A recent ruling by the U.S. Court of Federal Claims has made it more likely that an ambitious overhaul of the federal student loan servicing industry will be forthcoming.

As background, the U.S. Department of Education has announced plans to make sweeping changes to the student loan industry by requiring that its loan servicers be able to service the loans throughout the loan’s entire life cycle, from origination to payoff. The plan, called Next Generation Financial Services Environment (“NextGen”), intends to modernize the student loan industry by, among other things, establishing a single website portal for the management of student loans under one central “brand”. Student loan servicers selected through the federal government contract procurement process will service the loans, including default and collections, under this singular brand.

As NextGen will require its loan servicers to manage an entire loan “from cradle to grave,” it effectively excludes companies that currently only handle one aspect of student loan servicing such as collections. These companies have repeatedly objected to the federal government’s plans by challenging NextGen’s government contract procurement process.
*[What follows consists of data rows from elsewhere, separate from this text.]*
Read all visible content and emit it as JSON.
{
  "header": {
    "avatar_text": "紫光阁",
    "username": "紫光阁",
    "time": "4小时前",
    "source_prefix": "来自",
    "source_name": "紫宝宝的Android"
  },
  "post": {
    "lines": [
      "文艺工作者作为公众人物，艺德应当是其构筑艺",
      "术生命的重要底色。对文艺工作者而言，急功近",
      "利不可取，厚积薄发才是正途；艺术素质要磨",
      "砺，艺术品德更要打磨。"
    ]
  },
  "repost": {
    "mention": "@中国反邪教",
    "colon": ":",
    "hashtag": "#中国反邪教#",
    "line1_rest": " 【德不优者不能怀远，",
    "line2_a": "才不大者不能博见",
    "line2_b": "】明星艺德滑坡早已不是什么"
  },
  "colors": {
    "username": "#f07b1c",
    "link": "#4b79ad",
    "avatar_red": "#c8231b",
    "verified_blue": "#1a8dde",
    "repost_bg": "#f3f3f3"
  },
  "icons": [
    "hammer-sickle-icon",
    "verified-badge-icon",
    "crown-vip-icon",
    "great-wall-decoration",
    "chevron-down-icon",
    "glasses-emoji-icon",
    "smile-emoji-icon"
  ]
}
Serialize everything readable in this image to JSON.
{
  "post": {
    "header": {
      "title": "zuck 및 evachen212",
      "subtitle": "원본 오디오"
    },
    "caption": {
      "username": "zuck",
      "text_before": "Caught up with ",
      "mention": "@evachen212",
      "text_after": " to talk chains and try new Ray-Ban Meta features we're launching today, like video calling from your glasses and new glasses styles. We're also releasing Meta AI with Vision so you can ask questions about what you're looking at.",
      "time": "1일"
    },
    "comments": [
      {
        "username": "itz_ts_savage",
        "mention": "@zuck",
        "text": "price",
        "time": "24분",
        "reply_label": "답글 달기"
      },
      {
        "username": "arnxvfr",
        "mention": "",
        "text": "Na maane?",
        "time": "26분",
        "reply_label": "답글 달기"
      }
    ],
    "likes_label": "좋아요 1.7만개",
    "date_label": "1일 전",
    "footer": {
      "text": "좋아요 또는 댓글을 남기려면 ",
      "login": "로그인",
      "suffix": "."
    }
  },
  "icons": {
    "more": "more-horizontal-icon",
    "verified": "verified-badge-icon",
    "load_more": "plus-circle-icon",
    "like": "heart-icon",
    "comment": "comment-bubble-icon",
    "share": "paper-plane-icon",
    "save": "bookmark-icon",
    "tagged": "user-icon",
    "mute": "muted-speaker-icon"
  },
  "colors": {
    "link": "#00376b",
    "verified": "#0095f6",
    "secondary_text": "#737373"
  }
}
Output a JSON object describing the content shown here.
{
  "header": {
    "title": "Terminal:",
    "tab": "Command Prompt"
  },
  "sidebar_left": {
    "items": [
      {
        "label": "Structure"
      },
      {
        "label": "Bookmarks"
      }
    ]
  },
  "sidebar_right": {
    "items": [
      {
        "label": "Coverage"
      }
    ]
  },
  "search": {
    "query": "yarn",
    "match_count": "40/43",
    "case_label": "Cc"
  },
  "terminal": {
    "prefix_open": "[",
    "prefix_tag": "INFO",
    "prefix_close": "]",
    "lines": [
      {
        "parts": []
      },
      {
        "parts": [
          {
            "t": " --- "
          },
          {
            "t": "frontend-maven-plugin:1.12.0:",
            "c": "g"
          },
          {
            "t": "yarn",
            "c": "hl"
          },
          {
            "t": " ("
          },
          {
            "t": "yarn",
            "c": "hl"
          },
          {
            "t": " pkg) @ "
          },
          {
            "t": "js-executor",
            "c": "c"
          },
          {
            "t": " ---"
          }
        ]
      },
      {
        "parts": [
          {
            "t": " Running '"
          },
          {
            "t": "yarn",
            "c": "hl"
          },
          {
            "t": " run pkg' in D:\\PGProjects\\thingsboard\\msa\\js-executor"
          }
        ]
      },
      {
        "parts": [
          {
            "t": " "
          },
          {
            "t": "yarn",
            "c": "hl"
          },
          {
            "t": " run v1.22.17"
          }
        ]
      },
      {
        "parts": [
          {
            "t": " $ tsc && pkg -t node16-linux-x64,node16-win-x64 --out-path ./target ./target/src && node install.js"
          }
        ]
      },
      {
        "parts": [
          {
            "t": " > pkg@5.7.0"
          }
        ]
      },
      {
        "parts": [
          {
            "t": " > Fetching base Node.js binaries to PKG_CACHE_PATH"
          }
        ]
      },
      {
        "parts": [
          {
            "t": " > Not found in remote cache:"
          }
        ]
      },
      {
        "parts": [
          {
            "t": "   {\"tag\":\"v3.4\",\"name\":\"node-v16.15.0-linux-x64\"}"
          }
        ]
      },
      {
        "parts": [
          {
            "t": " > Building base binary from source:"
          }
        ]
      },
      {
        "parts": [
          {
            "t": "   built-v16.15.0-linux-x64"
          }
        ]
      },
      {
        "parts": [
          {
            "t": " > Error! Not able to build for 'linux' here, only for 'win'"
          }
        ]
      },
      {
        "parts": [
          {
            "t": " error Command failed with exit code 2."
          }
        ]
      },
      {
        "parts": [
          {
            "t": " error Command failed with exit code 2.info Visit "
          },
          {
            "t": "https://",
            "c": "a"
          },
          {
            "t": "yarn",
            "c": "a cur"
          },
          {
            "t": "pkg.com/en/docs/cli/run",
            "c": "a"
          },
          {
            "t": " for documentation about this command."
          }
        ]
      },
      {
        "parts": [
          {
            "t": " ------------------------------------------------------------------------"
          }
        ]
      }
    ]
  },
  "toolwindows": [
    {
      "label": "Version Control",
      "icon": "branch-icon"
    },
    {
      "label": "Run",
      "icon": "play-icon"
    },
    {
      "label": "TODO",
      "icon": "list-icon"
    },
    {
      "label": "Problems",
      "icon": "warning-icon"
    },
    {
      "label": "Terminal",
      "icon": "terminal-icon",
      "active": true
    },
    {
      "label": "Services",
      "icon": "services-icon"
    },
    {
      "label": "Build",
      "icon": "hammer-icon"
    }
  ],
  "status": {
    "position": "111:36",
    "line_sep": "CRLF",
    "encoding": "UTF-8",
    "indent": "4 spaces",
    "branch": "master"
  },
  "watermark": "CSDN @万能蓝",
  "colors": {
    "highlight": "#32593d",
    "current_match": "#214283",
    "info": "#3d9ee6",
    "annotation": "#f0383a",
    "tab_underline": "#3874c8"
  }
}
In FMS Investment Corp. v. United States, one of the most prominent of such challenges, several private collection companies sued the federal government, contending that a recent NextGen government contract solicitation was unlawful because it restricts competition and violates state and federal laws governing debt collectors, including the Fair Debt Collection Practices Act. In particular, the private collection companies argued the solicitation, which required contractors to collect student loan debts under the government’s singular brand name, would violate parts of the FDCPA requiring that the debt collector’s identity be disclosed to the consumer. The collection companies also argued that the solicitation’s requirement of increased communications with customers might violate state laws that strictly limit how often a debt collector can contact a consumer. More generally, the private collection companies objected that no comprehensive legal analysis of NextGen had been conducted.

The private collection companies lost that suit on July 31, when the Court denied their motion for a permanent injunction halting the solicitation and granting the government’s motion for judgment on the administrative record. In its ruling, the Court found that the government had adequately justified its basis for combining loan servicing and collections and that NextGen did not per se violate the FDCPA or various state laws governing debt collection. Rather, at this stage, the government was entitled to a presumption that it would execute NextGen in a legal fashion and was “not required to set out exact state-by-state engagement strategies.”

The Court also found that the government’s cancellation of a prior solicitation of collection services under NextGen was not arbitrary and capricious.

Unless it is appealed, the Court’s ruling in FMS Investment Corp. v. United States paves the way for NextGen to move forward. It remains to be seen how the government will address the consumer protection concerns raised in this lawsuit as NextGen is implemented.